This study grows out of the intersection of two realms of scholarly investigation - the emerging public sphere in early modern England and the history of the book. Shakespeare's Reading Audiences examines the ways in which different communities - humanist, legal, religious and political - would have interpreted Shakespeare's plays and poems, whether printed or performed. Cyndia Susan Clegg begins by analysing elite reading clusters associated with the Court, the universities, and the Inns of Court and how their interpretation of Shakespeare's Sonnets and Henry V arose from their reading of Italian humanists. She concludes by examining how widely held public knowledge about English history both affected Richard II's reception and how such knowledge was appropriated by the State. She also considers The Merry Wives of Windsor, Henry V, and Othello from the point of view of audience members conversant in popular English legal writing and Macbeth from the perspective of popular English Calvinism.
|Publisher:||Cambridge University Press|
|Product dimensions:||6.22(w) x 9.25(h) x 0.67(d)|
About the Author
Cyndia Susan Clegg, Distinguished Professor of English at Pepperdine University, Malibu, has published articles on early modern print culture and on Shakespeare in Shakespeare Quarterly, the Ben Jonson Journal, Huntington Library Quarterly and several essay collections. Her books include The Peaceable and Prosperous Regiment of Blessed Queene Elisabeth (2005), Press Censorship in Caroline England (Cambridge, 2008), Press Censorship in Jacobean England (Cambridge, 2001) and Press Censorship in Elizabeth England (Cambridge, 1997).
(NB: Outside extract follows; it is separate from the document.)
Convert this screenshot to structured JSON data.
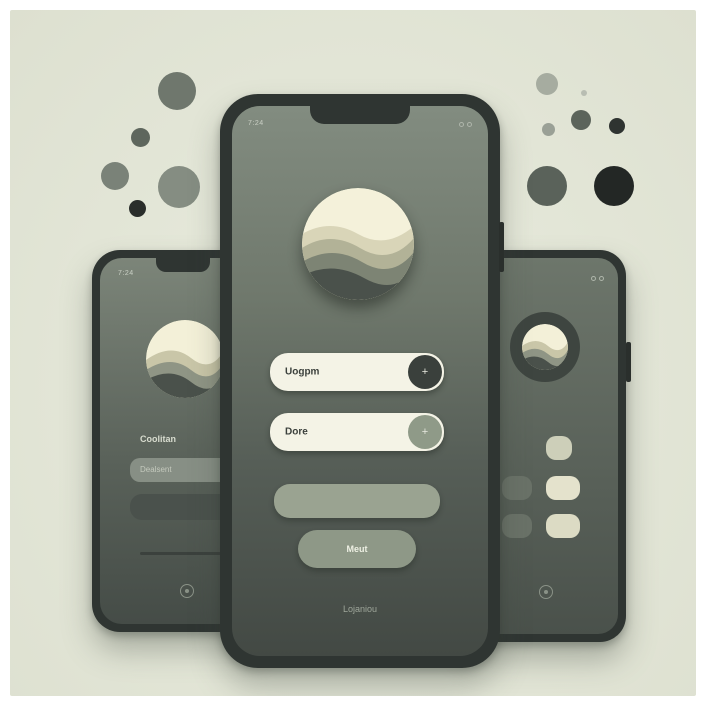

Table of Contents1. Audiences and reading; 2. Reading Italian humanism: elite literary coteries and Shakespeare's sonnets; 3. Reading Italian humanism: elite political coteries and Henry V; 4. Reading law: popular legal treatises and The Merry Wives of Windsor, Henry V and Othello; 5. Reading religion: Macbeth and the calvinist drama of discernment; 6. Reading politics: history, Richard II, and the public sphere.